___ DATA

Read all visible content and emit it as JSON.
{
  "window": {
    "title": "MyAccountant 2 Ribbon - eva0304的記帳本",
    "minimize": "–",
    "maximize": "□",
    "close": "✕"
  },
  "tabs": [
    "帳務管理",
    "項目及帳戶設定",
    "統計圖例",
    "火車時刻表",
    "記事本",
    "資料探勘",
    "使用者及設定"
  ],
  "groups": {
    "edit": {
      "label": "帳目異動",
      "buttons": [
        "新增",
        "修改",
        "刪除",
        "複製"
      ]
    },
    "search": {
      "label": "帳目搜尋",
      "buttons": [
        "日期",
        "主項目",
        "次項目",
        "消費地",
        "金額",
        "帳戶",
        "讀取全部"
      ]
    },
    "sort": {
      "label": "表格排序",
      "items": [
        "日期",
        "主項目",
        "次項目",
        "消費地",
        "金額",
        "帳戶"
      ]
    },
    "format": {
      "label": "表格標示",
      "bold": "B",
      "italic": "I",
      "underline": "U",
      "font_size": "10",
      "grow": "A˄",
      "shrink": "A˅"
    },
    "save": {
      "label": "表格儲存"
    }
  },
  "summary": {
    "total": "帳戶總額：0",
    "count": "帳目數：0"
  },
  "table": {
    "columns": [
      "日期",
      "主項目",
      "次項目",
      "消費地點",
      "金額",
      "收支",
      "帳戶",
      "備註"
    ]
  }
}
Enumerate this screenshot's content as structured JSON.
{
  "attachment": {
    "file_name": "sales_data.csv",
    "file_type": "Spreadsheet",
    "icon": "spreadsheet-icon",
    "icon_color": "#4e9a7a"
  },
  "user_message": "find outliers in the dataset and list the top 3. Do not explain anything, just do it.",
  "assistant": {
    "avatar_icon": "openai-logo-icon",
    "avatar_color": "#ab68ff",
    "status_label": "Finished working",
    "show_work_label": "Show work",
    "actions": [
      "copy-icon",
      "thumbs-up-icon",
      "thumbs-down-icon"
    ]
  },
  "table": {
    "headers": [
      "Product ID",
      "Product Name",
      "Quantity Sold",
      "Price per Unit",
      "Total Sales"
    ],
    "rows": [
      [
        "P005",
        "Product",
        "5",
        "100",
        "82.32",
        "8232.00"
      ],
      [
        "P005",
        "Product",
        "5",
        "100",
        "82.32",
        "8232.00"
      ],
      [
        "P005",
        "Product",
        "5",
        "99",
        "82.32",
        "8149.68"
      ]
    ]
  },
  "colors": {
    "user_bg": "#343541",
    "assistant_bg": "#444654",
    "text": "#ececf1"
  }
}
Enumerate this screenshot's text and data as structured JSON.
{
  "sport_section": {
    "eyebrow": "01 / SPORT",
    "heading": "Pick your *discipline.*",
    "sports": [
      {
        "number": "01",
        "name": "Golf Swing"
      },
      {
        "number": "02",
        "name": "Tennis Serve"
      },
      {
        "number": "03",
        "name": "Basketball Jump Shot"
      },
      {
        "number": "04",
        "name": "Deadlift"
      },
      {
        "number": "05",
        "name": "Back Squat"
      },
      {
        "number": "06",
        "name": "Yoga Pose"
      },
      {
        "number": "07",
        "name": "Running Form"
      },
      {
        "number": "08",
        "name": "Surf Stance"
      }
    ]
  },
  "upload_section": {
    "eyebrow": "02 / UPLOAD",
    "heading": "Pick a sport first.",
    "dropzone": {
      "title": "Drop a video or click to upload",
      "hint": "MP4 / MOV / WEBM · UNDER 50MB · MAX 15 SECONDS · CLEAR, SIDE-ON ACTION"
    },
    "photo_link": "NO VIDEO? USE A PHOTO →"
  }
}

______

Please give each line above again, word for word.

Read all visible content and emit it as JSON.
{
  "window": {
    "title": "MyAccountant 2 Ribbon - eva0304的記帳本",
    "minimize": "–",
    "maximize": "□",
    "close": "✕"
  },
  "tabs": [
    "帳務管理",
    "項目及帳戶設定",
    "統計圖例",
    "火車時刻表",
    "記事本",
    "資料探勘",
    "使用者及設定"
  ],
  "groups": {
    "edit": {
      "label": "帳目異動",
      "buttons": [
        "新增",
        "修改",
        "刪除",
        "複製"
      ]
    },
    "search": {
      "label": "帳目搜尋",
      "buttons": [
        "日期",
        "主項目",
        "次項目",
        "消費地",
        "金額",
        "帳戶",
        "讀取全部"
      ]
    },
    "sort": {
      "label": "表格排序",
      "items": [
        "日期",
        "主項目",
        "次項目",
        "消費地",
        "金額",
        "帳戶"
      ]
    },
    "format": {
      "label": "表格標示",
      "bold": "B",
      "italic": "I",
      "underline": "U",
      "font_size": "10",
      "grow": "A˄",
      "shrink": "A˅"
    },
    "save": {
      "label": "表格儲存"
    }
  },
  "summary": {
    "total": "帳戶總額：0",
    "count": "帳目數：0"
  },
  "table": {
    "columns": [
      "日期",
      "主項目",
      "次項目",
      "消費地點",
      "金額",
      "收支",
      "帳戶",
      "備註"
    ]
  }
}
Enumerate this screenshot's content as structured JSON.
{
  "attachment": {
    "file_name": "sales_data.csv",
    "file_type": "Spreadsheet",
    "icon": "spreadsheet-icon",
    "icon_color": "#4e9a7a"
  },
  "user_message": "find outliers in the dataset and list the top 3. Do not explain anything, just do it.",
  "assistant": {
    "avatar_icon": "openai-logo-icon",
    "avatar_color": "#ab68ff",
    "status_label": "Finished working",
    "show_work_label": "Show work",
    "actions": [
      "copy-icon",
      "thumbs-up-icon",
      "thumbs-down-icon"
    ]
  },
  "table": {
    "headers": [
      "Product ID",
      "Product Name",
      "Quantity Sold",
      "Price per Unit",
      "Total Sales"
    ],
    "rows": [
      [
        "P005",
        "Product",
        "5",
        "100",
        "82.32",
        "8232.00"
      ],
      [
        "P005",
        "Product",
        "5",
        "100",
        "82.32",
        "8232.00"
      ],
      [
        "P005",
        "Product",
        "5",
        "99",
        "82.32",
        "8149.68"
      ]
    ]
  },
  "colors": {
    "user_bg": "#343541",
    "assistant_bg": "#444654",
    "text": "#ececf1"
  }
}
Enumerate this screenshot's text and data as structured JSON.
{
  "sport_section": {
    "eyebrow": "01 / SPORT",
    "heading": "Pick your *discipline.*",
    "sports": [
      {
        "number": "01",
        "name": "Golf Swing"
      },
      {
        "number": "02",
        "name": "Tennis Serve"
      },
      {
        "number": "03",
        "name": "Basketball Jump Shot"
      },
      {
        "number": "04",
        "name": "Deadlift"
      },
      {
        "number": "05",
        "name": "Back Squat"
      },
      {
        "number": "06",
        "name": "Yoga Pose"
      },
      {
        "number": "07",
        "name": "Running Form"
      },
      {
        "number": "08",
        "name": "Surf Stance"
      }
    ]
  },
  "upload_section": {
    "eyebrow": "02 / UPLOAD",
    "heading": "Pick a sport first.",
    "dropzone": {
      "title": "Drop a video or click to upload",
      "hint": "MP4 / MOV / WEBM · UNDER 50MB · MAX 15 SECONDS · CLEAR, SIDE-ON ACTION"
    },
    "photo_link": "NO VIDEO? USE A PHOTO →"
  }
}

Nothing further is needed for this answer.